### Task description
Would you retype each record exactly as given?

━━━━━ Records shown

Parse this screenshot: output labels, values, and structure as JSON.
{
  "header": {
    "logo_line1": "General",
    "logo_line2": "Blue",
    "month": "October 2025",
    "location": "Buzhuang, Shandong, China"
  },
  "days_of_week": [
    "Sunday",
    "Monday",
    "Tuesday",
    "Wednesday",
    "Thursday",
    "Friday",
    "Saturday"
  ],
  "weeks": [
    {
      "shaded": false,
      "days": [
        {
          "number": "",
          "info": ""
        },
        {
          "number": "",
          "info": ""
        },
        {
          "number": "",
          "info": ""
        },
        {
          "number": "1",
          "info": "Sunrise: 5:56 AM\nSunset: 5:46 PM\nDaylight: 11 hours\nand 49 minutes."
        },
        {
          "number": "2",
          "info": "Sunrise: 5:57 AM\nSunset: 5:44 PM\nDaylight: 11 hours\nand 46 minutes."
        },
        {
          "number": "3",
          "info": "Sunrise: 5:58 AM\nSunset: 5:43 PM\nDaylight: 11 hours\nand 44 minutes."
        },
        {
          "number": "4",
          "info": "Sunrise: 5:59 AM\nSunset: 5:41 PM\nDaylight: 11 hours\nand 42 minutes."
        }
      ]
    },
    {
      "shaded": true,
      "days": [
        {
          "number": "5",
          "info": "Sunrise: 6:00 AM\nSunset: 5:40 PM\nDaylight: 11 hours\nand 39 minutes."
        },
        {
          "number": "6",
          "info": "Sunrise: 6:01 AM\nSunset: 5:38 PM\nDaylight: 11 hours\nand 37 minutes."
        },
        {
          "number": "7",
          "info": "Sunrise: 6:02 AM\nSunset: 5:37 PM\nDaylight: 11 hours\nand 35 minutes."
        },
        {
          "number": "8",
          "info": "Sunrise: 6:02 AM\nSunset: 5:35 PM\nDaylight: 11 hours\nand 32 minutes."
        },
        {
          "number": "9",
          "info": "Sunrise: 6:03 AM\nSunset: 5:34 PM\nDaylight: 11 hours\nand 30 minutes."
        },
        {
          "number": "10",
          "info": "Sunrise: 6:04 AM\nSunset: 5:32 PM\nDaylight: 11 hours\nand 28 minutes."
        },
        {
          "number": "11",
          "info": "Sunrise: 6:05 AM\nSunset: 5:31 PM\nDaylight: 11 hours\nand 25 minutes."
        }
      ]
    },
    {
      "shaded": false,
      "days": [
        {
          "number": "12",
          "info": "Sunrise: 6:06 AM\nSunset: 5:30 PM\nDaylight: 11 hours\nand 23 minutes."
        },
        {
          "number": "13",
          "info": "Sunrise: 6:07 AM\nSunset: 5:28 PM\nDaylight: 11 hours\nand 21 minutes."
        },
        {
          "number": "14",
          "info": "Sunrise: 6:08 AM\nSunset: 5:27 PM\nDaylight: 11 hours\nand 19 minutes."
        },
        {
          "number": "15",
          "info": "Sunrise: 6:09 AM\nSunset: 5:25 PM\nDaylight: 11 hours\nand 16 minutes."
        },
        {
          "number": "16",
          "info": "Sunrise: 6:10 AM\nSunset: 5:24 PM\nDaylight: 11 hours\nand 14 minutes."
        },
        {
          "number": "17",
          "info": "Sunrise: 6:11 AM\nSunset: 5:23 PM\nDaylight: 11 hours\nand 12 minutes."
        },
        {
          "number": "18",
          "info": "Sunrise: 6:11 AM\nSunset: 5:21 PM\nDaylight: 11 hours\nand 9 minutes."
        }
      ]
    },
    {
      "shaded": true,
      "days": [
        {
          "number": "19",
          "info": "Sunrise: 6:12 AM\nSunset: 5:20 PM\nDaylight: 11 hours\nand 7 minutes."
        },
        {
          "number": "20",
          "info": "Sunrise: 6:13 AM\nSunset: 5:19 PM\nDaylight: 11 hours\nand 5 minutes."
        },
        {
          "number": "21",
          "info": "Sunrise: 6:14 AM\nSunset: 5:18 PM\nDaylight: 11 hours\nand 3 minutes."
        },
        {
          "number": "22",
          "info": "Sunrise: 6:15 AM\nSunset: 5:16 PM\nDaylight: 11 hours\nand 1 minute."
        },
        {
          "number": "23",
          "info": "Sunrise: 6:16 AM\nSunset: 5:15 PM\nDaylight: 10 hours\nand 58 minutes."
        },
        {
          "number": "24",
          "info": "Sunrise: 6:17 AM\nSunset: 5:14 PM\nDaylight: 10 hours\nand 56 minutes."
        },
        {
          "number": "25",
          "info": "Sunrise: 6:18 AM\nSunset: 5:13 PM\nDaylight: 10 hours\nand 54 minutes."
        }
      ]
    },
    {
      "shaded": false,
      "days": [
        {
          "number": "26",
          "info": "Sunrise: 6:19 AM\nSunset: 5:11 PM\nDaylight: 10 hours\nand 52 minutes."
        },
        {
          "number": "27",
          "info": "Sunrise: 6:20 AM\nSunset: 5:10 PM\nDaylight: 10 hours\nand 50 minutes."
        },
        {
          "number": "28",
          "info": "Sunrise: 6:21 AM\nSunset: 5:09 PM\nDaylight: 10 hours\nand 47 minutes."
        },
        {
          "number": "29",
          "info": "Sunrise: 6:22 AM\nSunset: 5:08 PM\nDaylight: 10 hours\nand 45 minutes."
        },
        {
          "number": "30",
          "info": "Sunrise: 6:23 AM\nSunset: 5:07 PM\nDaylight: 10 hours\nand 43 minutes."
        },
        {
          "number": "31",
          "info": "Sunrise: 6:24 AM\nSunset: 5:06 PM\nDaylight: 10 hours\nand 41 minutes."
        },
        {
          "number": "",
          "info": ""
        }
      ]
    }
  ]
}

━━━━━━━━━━

### Written solution
Parse this screenshot: output labels, values, and structure as JSON.
{
  "header": {
    "logo_line1": "General",
    "logo_line2": "Blue",
    "month": "October 2025",
    "location": "Buzhuang, Shandong, China"
  },
  "days_of_week": [
    "Sunday",
    "Monday",
    "Tuesday",
    "Wednesday",
    "Thursday",
    "Friday",
    "Saturday"
  ],
  "weeks": [
    {
      "shaded": false,
      "days": [
        {
          "number": "",
          "info": ""
        },
        {
          "number": "",
          "info": ""
        },
        {
          "number": "",
          "info": ""
        },
        {
          "number": "1",
          "info": "Sunrise: 5:56 AM\nSunset: 5:46 PM\nDaylight: 11 hours\nand 49 minutes."
        },
        {
          "number": "2",
          "info": "Sunrise: 5:57 AM\nSunset: 5:44 PM\nDaylight: 11 hours\nand 46 minutes."
        },
        {
          "number": "3",
          "info": "Sunrise: 5:58 AM\nSunset: 5:43 PM\nDaylight: 11 hours\nand 44 minutes."
        },
        {
          "number": "4",
          "info": "Sunrise: 5:59 AM\nSunset: 5:41 PM\nDaylight: 11 hours\nand 42 minutes."
        }
      ]
    },
    {
      "shaded": true,
      "days": [
        {
          "number": "5",
          "info": "Sunrise: 6:00 AM\nSunset: 5:40 PM\nDaylight: 11 hours\nand 39 minutes."
        },
        {
          "number": "6",
          "info": "Sunrise: 6:01 AM\nSunset: 5:38 PM\nDaylight: 11 hours\nand 37 minutes."
        },
        {
          "number": "7",
          "info": "Sunrise: 6:02 AM\nSunset: 5:37 PM\nDaylight: 11 hours\nand 35 minutes."
        },
        {
          "number": "8",
          "info": "Sunrise: 6:02 AM\nSunset: 5:35 PM\nDaylight: 11 hours\nand 32 minutes."
        },
        {
          "number": "9",
          "info": "Sunrise: 6:03 AM\nSunset: 5:34 PM\nDaylight: 11 hours\nand 30 minutes."
        },
        {
          "number": "10",
          "info": "Sunrise: 6:04 AM\nSunset: 5:32 PM\nDaylight: 11 hours\nand 28 minutes."
        },
        {
          "number": "11",
          "info": "Sunrise: 6:05 AM\nSunset: 5:31 PM\nDaylight: 11 hours\nand 25 minutes."
        }
      ]
    },
    {
      "shaded": false,
      "days": [
        {
          "number": "12",
          "info": "Sunrise: 6:06 AM\nSunset: 5:30 PM\nDaylight: 11 hours\nand 23 minutes."
        },
        {
          "number": "13",
          "info": "Sunrise: 6:07 AM\nSunset: 5:28 PM\nDaylight: 11 hours\nand 21 minutes."
        },
        {
          "number": "14",
          "info": "Sunrise: 6:08 AM\nSunset: 5:27 PM\nDaylight: 11 hours\nand 19 minutes."
        },
        {
          "number": "15",
          "info": "Sunrise: 6:09 AM\nSunset: 5:25 PM\nDaylight: 11 hours\nand 16 minutes."
        },
        {
          "number": "16",
          "info": "Sunrise: 6:10 AM\nSunset: 5:24 PM\nDaylight: 11 hours\nand 14 minutes."
        },
        {
          "number": "17",
          "info": "Sunrise: 6:11 AM\nSunset: 5:23 PM\nDaylight: 11 hours\nand 12 minutes."
        },
        {
          "number": "18",
          "info": "Sunrise: 6:11 AM\nSunset: 5:21 PM\nDaylight: 11 hours\nand 9 minutes."
        }
      ]
    },
    {
      "shaded": true,
      "days": [
        {
          "number": "19",
          "info": "Sunrise: 6:12 AM\nSunset: 5:20 PM\nDaylight: 11 hours\nand 7 minutes."
        },
        {
          "number": "20",
          "info": "Sunrise: 6:13 AM\nSunset: 5:19 PM\nDaylight: 11 hours\nand 5 minutes."
        },
        {
          "number": "21",
          "info": "Sunrise: 6:14 AM\nSunset: 5:18 PM\nDaylight: 11 hours\nand 3 minutes."
        },
        {
          "number": "22",
          "info": "Sunrise: 6:15 AM\nSunset: 5:16 PM\nDaylight: 11 hours\nand 1 minute."
        },
        {
          "number": "23",
          "info": "Sunrise: 6:16 AM\nSunset: 5:15 PM\nDaylight: 10 hours\nand 58 minutes."
        },
        {
          "number": "24",
          "info": "Sunrise: 6:17 AM\nSunset: 5:14 PM\nDaylight: 10 hours\nand 56 minutes."
        },
        {
          "number": "25",
          "info": "Sunrise: 6:18 AM\nSunset: 5:13 PM\nDaylight: 10 hours\nand 54 minutes."
        }
      ]
    },
    {
      "shaded": false,
      "days": [
        {
          "number": "26",
          "info": "Sunrise: 6:19 AM\nSunset: 5:11 PM\nDaylight: 10 hours\nand 52 minutes."
        },
        {
          "number": "27",
          "info": "Sunrise: 6:20 AM\nSunset: 5:10 PM\nDaylight: 10 hours\nand 50 minutes."
        },
        {
          "number": "28",
          "info": "Sunrise: 6:21 AM\nSunset: 5:09 PM\nDaylight: 10 hours\nand 47 minutes."
        },
        {
          "number": "29",
          "info": "Sunrise: 6:22 AM\nSunset: 5:08 PM\nDaylight: 10 hours\nand 45 minutes."
        },
        {
          "number": "30",
          "info": "Sunrise: 6:23 AM\nSunset: 5:07 PM\nDaylight: 10 hours\nand 43 minutes."
        },
        {
          "number": "31",
          "info": "Sunrise: 6:24 AM\nSunset: 5:06 PM\nDaylight: 10 hours\nand 41 minutes."
        },
        {
          "number": "",
          "info": ""
        }
      ]
    }
  ]
}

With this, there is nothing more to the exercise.